*** Task data ***

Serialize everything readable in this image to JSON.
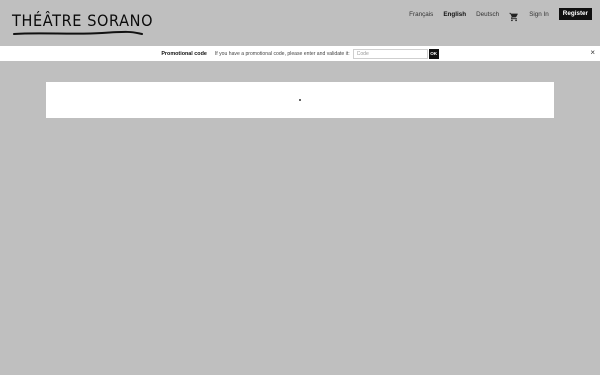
{
  "header": {
    "logo_text": "THÉÂTRE SORANO",
    "languages": [
      "Français",
      "English",
      "Deutsch"
    ],
    "active_language": "English",
    "cart_icon": "cart-icon",
    "sign_in_label": "Sign In",
    "register_label": "Register"
  },
  "promo": {
    "title": "Promotional code",
    "description": "If you have a promotional code, please enter and validate it:",
    "input_placeholder": "Code",
    "input_value": "",
    "ok_label": "OK",
    "close_symbol": "×"
  },
  "colors": {
    "background": "#bfbfbf",
    "panel": "#ffffff",
    "button_dark": "#111111"
  }
}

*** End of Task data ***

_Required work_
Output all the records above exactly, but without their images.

_Solved exercise_
Serialize everything readable in this image to JSON.
{
  "header": {
    "logo_text": "THÉÂTRE SORANO",
    "languages": [
      "Français",
      "English",
      "Deutsch"
    ],
    "active_language": "English",
    "cart_icon": "cart-icon",
    "sign_in_label": "Sign In",
    "register_label": "Register"
  },
  "promo": {
    "title": "Promotional code",
    "description": "If you have a promotional code, please enter and validate it:",
    "input_placeholder": "Code",
    "input_value": "",
    "ok_label": "OK",
    "close_symbol": "×"
  },
  "colors": {
    "background": "#bfbfbf",
    "panel": "#ffffff",
    "button_dark": "#111111"
  }
}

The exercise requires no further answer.